static void demo_setup_domain_proc(void)
{
        int i, cpu;
        int num_rt_cpus = num_online_cpus();

        struct cd_mapping *cpu_map, *domain_map;

        memset(&demo_domain_proc_info, 0, sizeof(demo_domain_proc_info));
        init_domain_proc_info(&demo_domain_proc_info, num_rt_cpus, num_rt_cpus);
        demo_domain_proc_info.num_cpus = num_rt_cpus;
        demo_domain_proc_info.num_domains = num_rt_cpus;

        i = 0;
        for_each_online_cpu(cpu) {
                cpu_map = &demo_domain_proc_info.cpu_to_domains[i];
                domain_map = &demo_domain_proc_info.domain_to_cpus[i];

                cpu_map->id = cpu;
                domain_map->id = i;
                cpumask_set_cpu(i, cpu_map->mask);
                cpumask_set_cpu(cpu, domain_map->mask);
                ++i;
        }
}

We’ll next add a call to the demo_setup_domain_proc helper function in the demo_activate_plugin function. Modify demo_activate_plugin to contain the call to demo_setup_domain_proc:

static long demo_activate_plugin(void)
{
        int cpu;
        struct demo_cpu_state *state;

        for_each_online_cpu(cpu) {
                TRACE("Initializing CPU%d...\n", cpu);

                state = cpu_state_for(cpu);

                state->cpu = cpu;
                state->scheduled = NULL;
                edf_domain_init(&state->local_queues, demo_check_for_preemption_on_release, NULL);
        }

        demo_setup_domain_proc();
        return 0;
}

Adding a cleanup function

LITMUSRT supports another callback function that is invoked whenever a plugin is unloaded.

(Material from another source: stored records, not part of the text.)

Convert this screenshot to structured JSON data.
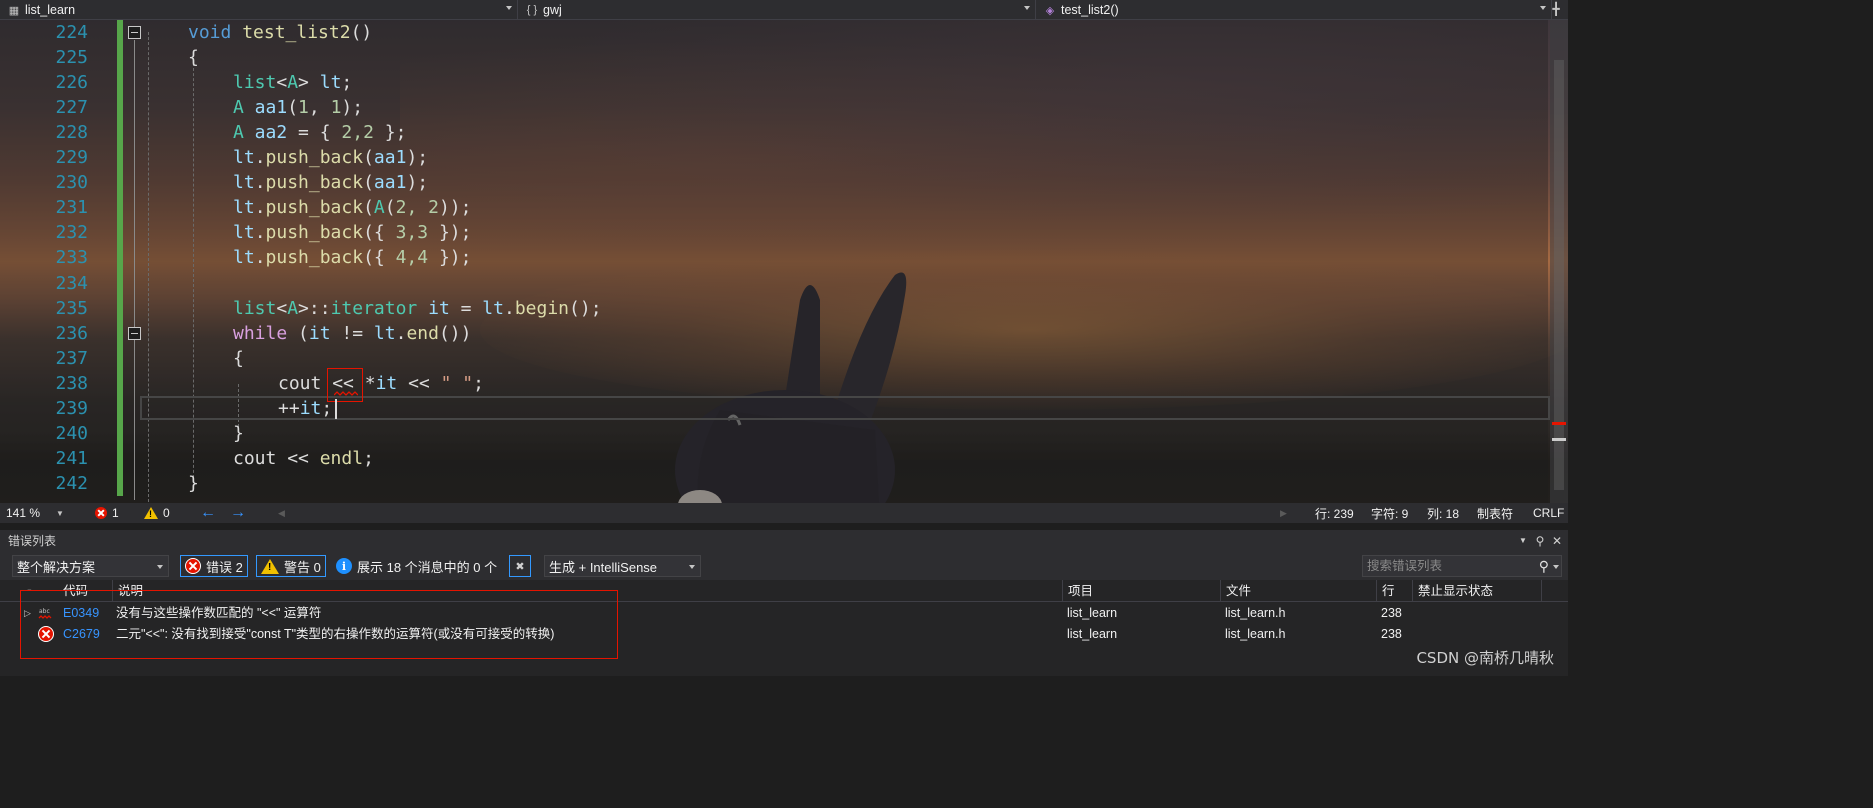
{
  "navbar": {
    "project": "list_learn",
    "scope": "gwj",
    "member": "test_list2()"
  },
  "editor": {
    "line_numbers": [
      "224",
      "225",
      "226",
      "227",
      "228",
      "229",
      "230",
      "231",
      "232",
      "233",
      "234",
      "235",
      "236",
      "237",
      "238",
      "239",
      "240",
      "241",
      "242"
    ],
    "code": {
      "l224_kw": "void",
      "l224_fn": "test_list2",
      "l224_p": "()",
      "l225": "{",
      "l226_ty": "list",
      "l226_p1": "<",
      "l226_ty2": "A",
      "l226_p2": "> ",
      "l226_id": "lt",
      "l226_p3": ";",
      "l227_ty": "A",
      "l227_id": " aa1",
      "l227_p": "(",
      "l227_n1": "1",
      "l227_p2": ", ",
      "l227_n2": "1",
      "l227_p3": ");",
      "l228_ty": "A",
      "l228_id": " aa2",
      "l228_p": " = { ",
      "l228_n": "2,2",
      "l228_p2": " };",
      "l229_id": "lt",
      "l229_p": ".",
      "l229_fn": "push_back",
      "l229_p2": "(",
      "l229_id2": "aa1",
      "l229_p3": ");",
      "l230_id": "lt",
      "l230_p": ".",
      "l230_fn": "push_back",
      "l230_p2": "(",
      "l230_id2": "aa1",
      "l230_p3": ");",
      "l231_id": "lt",
      "l231_p": ".",
      "l231_fn": "push_back",
      "l231_p2": "(",
      "l231_ty": "A",
      "l231_p3": "(",
      "l231_n": "2, 2",
      "l231_p4": "));",
      "l232_id": "lt",
      "l232_p": ".",
      "l232_fn": "push_back",
      "l232_p2": "({ ",
      "l232_n": "3,3",
      "l232_p3": " });",
      "l233_id": "lt",
      "l233_p": ".",
      "l233_fn": "push_back",
      "l233_p2": "({ ",
      "l233_n": "4,4",
      "l233_p3": " });",
      "l235_ty": "list",
      "l235_p1": "<",
      "l235_ty2": "A",
      "l235_p2": ">::",
      "l235_ty3": "iterator",
      "l235_id": " it",
      "l235_p3": " = ",
      "l235_id2": "lt",
      "l235_p4": ".",
      "l235_fn": "begin",
      "l235_p5": "();",
      "l236_kw": "while",
      "l236_p": " (",
      "l236_id": "it",
      "l236_p2": " != ",
      "l236_id2": "lt",
      "l236_p3": ".",
      "l236_fn": "end",
      "l236_p4": "())",
      "l237": "{",
      "l238_id": "cout",
      "l238_p": " << ",
      "l238_p2": "*",
      "l238_id2": "it",
      "l238_p3": " << ",
      "l238_st": "\" \"",
      "l238_p4": ";",
      "l239_p": "++",
      "l239_id": "it",
      "l239_p2": ";",
      "l240": "}",
      "l241_id": "cout",
      "l241_p": " << ",
      "l241_fn": "endl",
      "l241_p2": ";",
      "l242": "}"
    }
  },
  "status": {
    "zoom": "141 %",
    "errors": "1",
    "warnings": "0",
    "line": "行: 239",
    "char": "字符: 9",
    "col": "列: 18",
    "tabs": "制表符",
    "eol": "CRLF"
  },
  "errorlist": {
    "title": "错误列表",
    "scope": "整个解决方案",
    "errors_btn": "错误 2",
    "warnings_btn": "警告 0",
    "messages_btn": "展示 18 个消息中的 0 个",
    "build_filter": "生成 + IntelliSense",
    "search_placeholder": "搜索错误列表",
    "columns": {
      "code": "代码",
      "description": "说明",
      "project": "项目",
      "file": "文件",
      "line": "行",
      "suppression": "禁止显示状态"
    },
    "rows": [
      {
        "code": "E0349",
        "description": "没有与这些操作数匹配的 \"<<\" 运算符",
        "project": "list_learn",
        "file": "list_learn.h",
        "line": "238"
      },
      {
        "code": "C2679",
        "description": "二元\"<<\": 没有找到接受\"const T\"类型的右操作数的运算符(或没有可接受的转换)",
        "project": "list_learn",
        "file": "list_learn.h",
        "line": "238"
      }
    ]
  },
  "watermark": "CSDN @南桥几晴秋"
}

We’ll use this callback to tell LITMUSRT to clean up any state used for this plugin’s /proc interface. Add the following function to sched_demo.c:

static long demo_deactivate_plugin(void)
{
        destroy_domain_proc_info(&demo_domain_proc_info);
        return 0;
}

Registering the new callback functions

Finally, we’ll need to add the demo_deactivate_plugin and demo_setup_domain_proc functions to the demo_plugin struct:

static struct sched_plugin demo_plugin = {
        .plugin_name            = "DEMO",
        .schedule               = demo_schedule,
        .task_wake_up           = demo_task_resume,
        .admit_task             = demo_admit_task,
        .task_new               = demo_task_new,
        .task_exit              = demo_task_exit,
        .get_domain_proc_info   = demo_get_domain_proc_info,
        .activate_plugin        = demo_activate_plugin,
        .deactivate_plugin      = demo_deactivate_plugin,
};

Testing

With these changes in place, our P-EDF scheduler should be complete and ready for use by liblitmus. To test the changes:

  1. Re-compile the LITMUSRT kernel and reboot.
  2. Activate the DEMO plugin using setsched.
  3. Launch some real-time tasks (as a test, you can use rtspin or rt_launch from liblitmus).
cd liblitmus

# Activate the demo plugin
sudo ./setsched DEMO

# Run a real-time task. This rtspin instance should run on CPU 1, have a WCET of 10 ms,
# a period of 100ms, and run for 5 seconds.
sudo ./rtspin -p 1 10 100 5

The rtspin instance in the above sample should terminate after 5 seconds and produce no output. The exact behavior of the plugin can be observed using the sched_trace infrastructure described in the tracing tutorial.

Source code

The full code for this step of the tutorial (the full working plugin) is available here.